> _WHAT TO DO_
Give the records back in full, exactly as they read.

> _DATASET RECORDS_

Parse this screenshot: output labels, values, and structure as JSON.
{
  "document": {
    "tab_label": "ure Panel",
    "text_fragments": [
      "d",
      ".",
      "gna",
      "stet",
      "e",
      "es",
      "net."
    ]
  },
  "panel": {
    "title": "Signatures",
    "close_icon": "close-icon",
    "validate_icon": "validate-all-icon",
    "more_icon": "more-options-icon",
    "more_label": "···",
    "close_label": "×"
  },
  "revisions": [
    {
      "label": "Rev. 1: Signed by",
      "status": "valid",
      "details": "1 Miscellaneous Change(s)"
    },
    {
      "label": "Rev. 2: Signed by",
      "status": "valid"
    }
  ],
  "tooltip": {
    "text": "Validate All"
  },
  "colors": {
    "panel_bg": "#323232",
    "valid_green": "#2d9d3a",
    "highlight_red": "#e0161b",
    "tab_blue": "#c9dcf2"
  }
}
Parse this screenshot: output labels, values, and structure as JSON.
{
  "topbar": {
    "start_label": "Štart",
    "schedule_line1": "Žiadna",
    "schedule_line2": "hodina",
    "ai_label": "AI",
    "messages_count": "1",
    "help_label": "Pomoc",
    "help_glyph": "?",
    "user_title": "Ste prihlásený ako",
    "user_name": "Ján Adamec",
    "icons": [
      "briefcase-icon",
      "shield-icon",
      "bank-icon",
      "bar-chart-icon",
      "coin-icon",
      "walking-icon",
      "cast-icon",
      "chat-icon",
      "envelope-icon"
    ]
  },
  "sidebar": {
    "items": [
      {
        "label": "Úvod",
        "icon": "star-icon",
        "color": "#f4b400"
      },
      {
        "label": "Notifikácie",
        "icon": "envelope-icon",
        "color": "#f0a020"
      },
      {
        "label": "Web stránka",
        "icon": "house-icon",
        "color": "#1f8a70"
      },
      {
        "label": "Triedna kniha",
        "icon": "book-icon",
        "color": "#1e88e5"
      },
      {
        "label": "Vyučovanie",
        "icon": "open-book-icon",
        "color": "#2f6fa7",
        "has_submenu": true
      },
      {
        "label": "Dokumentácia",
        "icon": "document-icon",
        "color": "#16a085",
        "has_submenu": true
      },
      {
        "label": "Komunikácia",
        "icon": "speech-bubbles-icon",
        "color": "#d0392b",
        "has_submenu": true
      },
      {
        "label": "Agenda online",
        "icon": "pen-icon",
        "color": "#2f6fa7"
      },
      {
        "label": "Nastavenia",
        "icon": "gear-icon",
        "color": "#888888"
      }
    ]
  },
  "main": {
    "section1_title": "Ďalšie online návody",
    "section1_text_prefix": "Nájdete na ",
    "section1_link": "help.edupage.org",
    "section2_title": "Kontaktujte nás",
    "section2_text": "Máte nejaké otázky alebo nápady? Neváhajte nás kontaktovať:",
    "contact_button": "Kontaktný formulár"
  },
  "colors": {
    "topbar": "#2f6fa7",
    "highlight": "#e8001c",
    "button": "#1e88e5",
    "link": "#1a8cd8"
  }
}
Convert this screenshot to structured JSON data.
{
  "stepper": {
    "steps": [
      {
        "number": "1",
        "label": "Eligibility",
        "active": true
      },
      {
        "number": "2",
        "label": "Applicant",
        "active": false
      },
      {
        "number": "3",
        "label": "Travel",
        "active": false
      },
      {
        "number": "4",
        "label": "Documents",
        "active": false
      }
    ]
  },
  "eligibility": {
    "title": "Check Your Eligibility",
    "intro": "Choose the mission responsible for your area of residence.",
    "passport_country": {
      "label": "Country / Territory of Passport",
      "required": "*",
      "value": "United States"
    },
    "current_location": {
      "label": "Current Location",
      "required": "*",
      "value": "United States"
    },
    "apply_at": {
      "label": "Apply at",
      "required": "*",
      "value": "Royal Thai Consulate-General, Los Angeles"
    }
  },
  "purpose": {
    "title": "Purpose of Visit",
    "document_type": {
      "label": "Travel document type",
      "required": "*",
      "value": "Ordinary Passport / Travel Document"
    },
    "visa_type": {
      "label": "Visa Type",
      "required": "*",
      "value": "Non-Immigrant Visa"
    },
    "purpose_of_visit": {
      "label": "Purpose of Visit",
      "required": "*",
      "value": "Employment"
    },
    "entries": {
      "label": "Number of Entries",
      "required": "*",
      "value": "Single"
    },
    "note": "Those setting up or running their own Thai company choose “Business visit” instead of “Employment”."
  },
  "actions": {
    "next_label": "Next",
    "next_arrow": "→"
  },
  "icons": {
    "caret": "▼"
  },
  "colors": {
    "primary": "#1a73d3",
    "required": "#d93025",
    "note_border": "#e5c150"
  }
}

> _ANSWER TO THE EXERCISE_
Parse this screenshot: output labels, values, and structure as JSON.
{
  "document": {
    "tab_label": "ure Panel",
    "text_fragments": [
      "d",
      ".",
      "gna",
      "stet",
      "e",
      "es",
      "net."
    ]
  },
  "panel": {
    "title": "Signatures",
    "close_icon": "close-icon",
    "validate_icon": "validate-all-icon",
    "more_icon": "more-options-icon",
    "more_label": "···",
    "close_label": "×"
  },
  "revisions": [
    {
      "label": "Rev. 1: Signed by",
      "status": "valid",
      "details": "1 Miscellaneous Change(s)"
    },
    {
      "label": "Rev. 2: Signed by",
      "status": "valid"
    }
  ],
  "tooltip": {
    "text": "Validate All"
  },
  "colors": {
    "panel_bg": "#323232",
    "valid_green": "#2d9d3a",
    "highlight_red": "#e0161b",
    "tab_blue": "#c9dcf2"
  }
}
Parse this screenshot: output labels, values, and structure as JSON.
{
  "topbar": {
    "start_label": "Štart",
    "schedule_line1": "Žiadna",
    "schedule_line2": "hodina",
    "ai_label": "AI",
    "messages_count": "1",
    "help_label": "Pomoc",
    "help_glyph": "?",
    "user_title": "Ste prihlásený ako",
    "user_name": "Ján Adamec",
    "icons": [
      "briefcase-icon",
      "shield-icon",
      "bank-icon",
      "bar-chart-icon",
      "coin-icon",
      "walking-icon",
      "cast-icon",
      "chat-icon",
      "envelope-icon"
    ]
  },
  "sidebar": {
    "items": [
      {
        "label": "Úvod",
        "icon": "star-icon",
        "color": "#f4b400"
      },
      {
        "label": "Notifikácie",
        "icon": "envelope-icon",
        "color": "#f0a020"
      },
      {
        "label": "Web stránka",
        "icon": "house-icon",
        "color": "#1f8a70"
      },
      {
        "label": "Triedna kniha",
        "icon": "book-icon",
        "color": "#1e88e5"
      },
      {
        "label": "Vyučovanie",
        "icon": "open-book-icon",
        "color": "#2f6fa7",
        "has_submenu": true
      },
      {
        "label": "Dokumentácia",
        "icon": "document-icon",
        "color": "#16a085",
        "has_submenu": true
      },
      {
        "label": "Komunikácia",
        "icon": "speech-bubbles-icon",
        "color": "#d0392b",
        "has_submenu": true
      },
      {
        "label": "Agenda online",
        "icon": "pen-icon",
        "color": "#2f6fa7"
      },
      {
        "label": "Nastavenia",
        "icon": "gear-icon",
        "color": "#888888"
      }
    ]
  },
  "main": {
    "section1_title": "Ďalšie online návody",
    "section1_text_prefix": "Nájdete na ",
    "section1_link": "help.edupage.org",
    "section2_title": "Kontaktujte nás",
    "section2_text": "Máte nejaké otázky alebo nápady? Neváhajte nás kontaktovať:",
    "contact_button": "Kontaktný formulár"
  },
  "colors": {
    "topbar": "#2f6fa7",
    "highlight": "#e8001c",
    "button": "#1e88e5",
    "link": "#1a8cd8"
  }
}
Convert this screenshot to structured JSON data.
{
  "stepper": {
    "steps": [
      {
        "number": "1",
        "label": "Eligibility",
        "active": true
      },
      {
        "number": "2",
        "label": "Applicant",
        "active": false
      },
      {
        "number": "3",
        "label": "Travel",
        "active": false
      },
      {
        "number": "4",
        "label": "Documents",
        "active": false
      }
    ]
  },
  "eligibility": {
    "title": "Check Your Eligibility",
    "intro": "Choose the mission responsible for your area of residence.",
    "passport_country": {
      "label": "Country / Territory of Passport",
      "required": "*",
      "value": "United States"
    },
    "current_location": {
      "label": "Current Location",
      "required": "*",
      "value": "United States"
    },
    "apply_at": {
      "label": "Apply at",
      "required": "*",
      "value": "Royal Thai Consulate-General, Los Angeles"
    }
  },
  "purpose": {
    "title": "Purpose of Visit",
    "document_type": {
      "label": "Travel document type",
      "required": "*",
      "value": "Ordinary Passport / Travel Document"
    },
    "visa_type": {
      "label": "Visa Type",
      "required": "*",
      "value": "Non-Immigrant Visa"
    },
    "purpose_of_visit": {
      "label": "Purpose of Visit",
      "required": "*",
      "value": "Employment"
    },
    "entries": {
      "label": "Number of Entries",
      "required": "*",
      "value": "Single"
    },
    "note": "Those setting up or running their own Thai company choose “Business visit” instead of “Employment”."
  },
  "actions": {
    "next_label": "Next",
    "next_arrow": "→"
  },
  "icons": {
    "caret": "▼"
  },
  "colors": {
    "primary": "#1a73d3",
    "required": "#d93025",
    "note_border": "#e5c150"
  }
}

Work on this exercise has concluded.